W. H. Chesson takes issue with Julian Moore's assessment of the fourteen Cruikshank illustrations in Windsor Castle as representing "the minimum of charm and freshness [for those qualities one would have turn to the illustrations for Sketches by 'Boz'], and the maximum achievement in technique" (89). He considers the 1842-43 steel-engravings "admirable," and ventures to assert that he discerns "an influence of Johannot upon Cruikshank's design (spirited but not insufferably vigorous) entitled The Quarrel between Will Summers and Patch" (89), namely the quality of "artistic restraint." The other illustration that Chesson singles out for grudging praise is that of Herne the Hunter, whom he pronounces "as impressive a person can be who jeopardizes the dignity of demonhood by wearing horns" (90).
The novel was embellished not only by Johannot's rather vaguely delineated plates but also by W. Alfred Delamotte's numerous designs and plans of the castle beautifully cut into the block by Thomas Williams. 'both artists frankly copied the effects Cruikshank had achieved in illuminating The Tower.
After the first five steels, however, Johannot quit, and Cruikshank, his Miserdrawings done, took over. He was not asked to design the wood-engravings; that slight made him touchy. . . . .
Influenced by Delamotte's minute pictorializations of nature, Cruikshank expended great effort on the Windsor Castle plates, delineating the settings with more explicit detail than usual. The result, unfortunately, is not always commensurate with the ambition: he highly patterned surfaces blunt dramatic intensity. The best effects are achieved in those illustrations featuring the demonic Herne the Hunter. [Patten, vol. 2, p. 173]

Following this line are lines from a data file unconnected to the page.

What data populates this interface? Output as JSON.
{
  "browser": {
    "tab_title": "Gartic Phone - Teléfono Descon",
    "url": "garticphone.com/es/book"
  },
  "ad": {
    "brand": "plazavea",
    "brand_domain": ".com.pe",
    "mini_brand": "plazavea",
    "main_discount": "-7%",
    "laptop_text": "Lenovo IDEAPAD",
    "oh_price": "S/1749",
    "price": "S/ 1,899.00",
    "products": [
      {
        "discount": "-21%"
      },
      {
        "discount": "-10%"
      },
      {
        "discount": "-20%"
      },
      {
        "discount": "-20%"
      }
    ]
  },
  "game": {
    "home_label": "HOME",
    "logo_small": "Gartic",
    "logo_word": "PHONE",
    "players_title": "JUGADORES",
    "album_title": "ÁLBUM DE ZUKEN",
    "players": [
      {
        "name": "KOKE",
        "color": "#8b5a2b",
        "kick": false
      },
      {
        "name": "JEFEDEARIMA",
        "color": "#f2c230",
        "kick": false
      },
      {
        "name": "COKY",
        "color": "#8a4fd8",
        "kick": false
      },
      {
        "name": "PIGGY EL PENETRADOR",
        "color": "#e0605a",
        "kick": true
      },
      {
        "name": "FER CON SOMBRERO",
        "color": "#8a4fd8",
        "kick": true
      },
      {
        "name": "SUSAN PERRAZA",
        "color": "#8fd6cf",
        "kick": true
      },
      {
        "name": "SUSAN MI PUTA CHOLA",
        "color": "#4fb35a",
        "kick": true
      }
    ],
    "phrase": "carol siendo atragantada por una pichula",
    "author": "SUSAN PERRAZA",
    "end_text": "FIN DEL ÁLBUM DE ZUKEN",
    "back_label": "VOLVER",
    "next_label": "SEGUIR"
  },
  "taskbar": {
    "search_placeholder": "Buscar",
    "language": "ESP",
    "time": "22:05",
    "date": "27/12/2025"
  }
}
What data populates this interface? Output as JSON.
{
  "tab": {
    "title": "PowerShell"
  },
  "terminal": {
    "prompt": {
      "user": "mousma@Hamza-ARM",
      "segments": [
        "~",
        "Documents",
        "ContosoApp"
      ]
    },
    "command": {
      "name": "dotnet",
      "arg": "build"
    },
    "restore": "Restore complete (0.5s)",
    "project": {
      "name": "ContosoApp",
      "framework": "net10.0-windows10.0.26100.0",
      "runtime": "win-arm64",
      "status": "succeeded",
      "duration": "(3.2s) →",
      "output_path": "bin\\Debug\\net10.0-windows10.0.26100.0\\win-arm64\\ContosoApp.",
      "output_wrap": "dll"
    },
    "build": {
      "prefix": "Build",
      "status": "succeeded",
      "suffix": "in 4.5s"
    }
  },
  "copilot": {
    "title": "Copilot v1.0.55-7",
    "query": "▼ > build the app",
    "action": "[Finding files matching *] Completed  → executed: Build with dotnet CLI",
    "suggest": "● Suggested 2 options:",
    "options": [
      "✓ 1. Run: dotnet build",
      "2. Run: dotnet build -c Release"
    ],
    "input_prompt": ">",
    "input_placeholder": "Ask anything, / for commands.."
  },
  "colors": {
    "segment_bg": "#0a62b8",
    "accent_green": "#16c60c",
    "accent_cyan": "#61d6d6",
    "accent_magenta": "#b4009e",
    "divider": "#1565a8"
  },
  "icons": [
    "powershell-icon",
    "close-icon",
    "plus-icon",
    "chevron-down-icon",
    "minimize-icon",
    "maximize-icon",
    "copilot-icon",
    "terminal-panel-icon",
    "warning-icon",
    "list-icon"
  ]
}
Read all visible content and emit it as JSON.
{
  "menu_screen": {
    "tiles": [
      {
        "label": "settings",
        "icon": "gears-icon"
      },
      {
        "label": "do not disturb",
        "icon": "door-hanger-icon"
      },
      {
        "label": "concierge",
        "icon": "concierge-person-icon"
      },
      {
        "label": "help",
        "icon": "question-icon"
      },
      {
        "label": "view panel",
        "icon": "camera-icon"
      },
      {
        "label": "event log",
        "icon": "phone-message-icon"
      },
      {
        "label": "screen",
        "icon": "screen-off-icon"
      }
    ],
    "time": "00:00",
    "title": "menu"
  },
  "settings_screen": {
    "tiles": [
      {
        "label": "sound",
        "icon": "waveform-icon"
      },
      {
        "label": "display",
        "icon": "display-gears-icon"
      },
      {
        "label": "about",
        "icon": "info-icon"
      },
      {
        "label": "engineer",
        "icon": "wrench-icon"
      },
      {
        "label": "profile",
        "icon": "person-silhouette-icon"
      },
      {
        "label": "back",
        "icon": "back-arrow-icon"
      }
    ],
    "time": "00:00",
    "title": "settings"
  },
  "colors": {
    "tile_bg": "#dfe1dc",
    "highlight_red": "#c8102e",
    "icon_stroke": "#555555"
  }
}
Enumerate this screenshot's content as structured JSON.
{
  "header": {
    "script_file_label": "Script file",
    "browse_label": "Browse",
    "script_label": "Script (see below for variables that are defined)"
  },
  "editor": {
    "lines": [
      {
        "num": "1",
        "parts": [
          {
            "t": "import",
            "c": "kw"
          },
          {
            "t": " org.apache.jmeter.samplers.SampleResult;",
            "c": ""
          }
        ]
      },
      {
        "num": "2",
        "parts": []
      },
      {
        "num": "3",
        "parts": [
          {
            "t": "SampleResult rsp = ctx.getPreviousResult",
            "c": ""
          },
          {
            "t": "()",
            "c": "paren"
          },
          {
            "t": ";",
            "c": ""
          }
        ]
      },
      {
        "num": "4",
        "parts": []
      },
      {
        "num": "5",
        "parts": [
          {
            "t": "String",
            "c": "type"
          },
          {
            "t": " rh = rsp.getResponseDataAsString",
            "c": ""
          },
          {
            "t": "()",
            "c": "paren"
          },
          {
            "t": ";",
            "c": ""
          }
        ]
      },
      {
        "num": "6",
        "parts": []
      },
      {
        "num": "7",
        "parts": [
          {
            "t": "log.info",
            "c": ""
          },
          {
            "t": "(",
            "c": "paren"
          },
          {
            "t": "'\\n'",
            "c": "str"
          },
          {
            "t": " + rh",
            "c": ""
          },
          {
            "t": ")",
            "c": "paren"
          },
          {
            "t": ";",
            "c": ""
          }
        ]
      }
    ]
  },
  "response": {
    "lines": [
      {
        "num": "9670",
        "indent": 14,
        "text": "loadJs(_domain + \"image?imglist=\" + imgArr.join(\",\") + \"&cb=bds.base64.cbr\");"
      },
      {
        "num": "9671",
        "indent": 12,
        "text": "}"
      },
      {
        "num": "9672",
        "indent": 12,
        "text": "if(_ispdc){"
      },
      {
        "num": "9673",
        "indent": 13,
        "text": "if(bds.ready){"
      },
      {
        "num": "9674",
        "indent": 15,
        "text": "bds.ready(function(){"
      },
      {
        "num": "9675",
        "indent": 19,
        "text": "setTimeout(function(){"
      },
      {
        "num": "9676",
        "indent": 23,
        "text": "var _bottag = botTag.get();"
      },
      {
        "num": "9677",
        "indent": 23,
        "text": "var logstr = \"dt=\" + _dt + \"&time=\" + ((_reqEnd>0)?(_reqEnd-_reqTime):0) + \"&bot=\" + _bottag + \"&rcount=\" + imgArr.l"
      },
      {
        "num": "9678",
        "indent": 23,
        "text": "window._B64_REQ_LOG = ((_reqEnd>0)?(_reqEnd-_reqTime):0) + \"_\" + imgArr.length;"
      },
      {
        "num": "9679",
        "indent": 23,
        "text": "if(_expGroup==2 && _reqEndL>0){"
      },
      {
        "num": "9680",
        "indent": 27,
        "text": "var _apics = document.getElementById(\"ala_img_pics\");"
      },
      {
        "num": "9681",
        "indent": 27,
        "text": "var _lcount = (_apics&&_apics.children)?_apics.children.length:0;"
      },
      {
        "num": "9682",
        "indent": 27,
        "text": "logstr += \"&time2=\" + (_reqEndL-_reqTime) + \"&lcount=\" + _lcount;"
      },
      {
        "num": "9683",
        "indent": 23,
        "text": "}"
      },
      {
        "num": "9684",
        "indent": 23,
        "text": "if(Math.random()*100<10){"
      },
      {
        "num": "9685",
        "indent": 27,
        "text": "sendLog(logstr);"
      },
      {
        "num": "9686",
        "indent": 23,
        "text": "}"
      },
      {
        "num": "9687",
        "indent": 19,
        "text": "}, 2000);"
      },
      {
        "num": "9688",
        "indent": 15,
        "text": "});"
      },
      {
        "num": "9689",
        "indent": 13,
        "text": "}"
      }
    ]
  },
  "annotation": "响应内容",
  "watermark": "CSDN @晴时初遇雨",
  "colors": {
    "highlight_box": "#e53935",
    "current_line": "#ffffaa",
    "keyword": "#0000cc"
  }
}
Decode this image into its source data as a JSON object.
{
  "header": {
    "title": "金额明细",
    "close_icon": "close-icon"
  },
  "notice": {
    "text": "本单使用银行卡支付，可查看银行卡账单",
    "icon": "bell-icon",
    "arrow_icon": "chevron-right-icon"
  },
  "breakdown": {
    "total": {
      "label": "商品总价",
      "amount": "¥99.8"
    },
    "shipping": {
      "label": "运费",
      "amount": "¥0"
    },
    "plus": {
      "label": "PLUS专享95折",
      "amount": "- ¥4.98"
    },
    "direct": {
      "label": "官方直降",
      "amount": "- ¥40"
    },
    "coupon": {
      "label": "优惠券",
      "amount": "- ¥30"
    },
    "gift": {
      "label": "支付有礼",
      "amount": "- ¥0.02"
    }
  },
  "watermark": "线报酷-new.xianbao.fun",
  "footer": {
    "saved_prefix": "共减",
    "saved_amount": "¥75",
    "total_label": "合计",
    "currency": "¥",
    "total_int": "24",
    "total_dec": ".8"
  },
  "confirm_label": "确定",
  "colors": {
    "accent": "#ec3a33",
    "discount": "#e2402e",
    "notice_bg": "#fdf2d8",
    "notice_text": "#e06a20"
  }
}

The focus of the main story is the royal divorce. The novel begins with the arrival of Anne Boleyn at Windsor (illustrated by Johannot), and ends with her fall from power, as Henry replaces her with Jane Seymour. However, Cruikshank obviously found the interventions of Herne the Hunter fascinating — although a secondary character, as the basis for the "romance" aspects of the novel, he appears in eight of Cruikshank's fourteen steel-engravings, including the last with Henry Both of these characters are a continuing thread in Cruikshank's illustrations. Although the novel also involves the love story of the Earl of Suffolk and the Fair Geraldine, these two are featured prominently just once. On the other hand, the other attractive young woman, of whom Sir Thomas Wyat, Morgan Fenwolf, Herne the Hunter, and Henry VIII are enamoured — Mabel Lyndwood, appears in four of the Cruikshank illustrations.
Ainsworth, William Harrison. Windsor Castle. An Historical Romance. Illustrated by George Cruikshank and Tony Johannot. With designs on wood by W. Alfred Delamotte. London: Routledge, 1880. Based on the Henry Colburn edition of 1844.
Burton, Anthony. "Cruikshank as an Illustrator of Fiction." George Cruikshank: A Revaluation. Ed. Robert L. Patten. Princeton: Princeton U. P., 1974, rev., 1992. Pp. 92-128.
Carver, Stephen. Ainsworth and Friends: Essays on 19th Century Literature & The Gothic. Accessed 1 October 2017. https://ainsworthandfriends.wordpress.com/2013/01/16/william-harrison-ainsworth-the-life-and-adventures-of-the-lancashire-novelist/
Chesson, Wilfred Hugh. George Cruikshank. The Popular Library of Art. London: Duckworth, 1908.
Jerrold, Blanchard. The Life of George Cruikshank. In Two Epochs. Illustrated by George Cruikshank. 2 vols. London: Chatto and Windus, 1882.
Worth, George J. William Harrison Ainsworth. New York: Twayne, 1972.
Vann, J. Don. "Windsor Castle in Ainsworth's Magazine, June 1842-June 1843." Victorian Novels in Serial. New York: MLA, 1985. P. 23.
Last modified 31 January 2018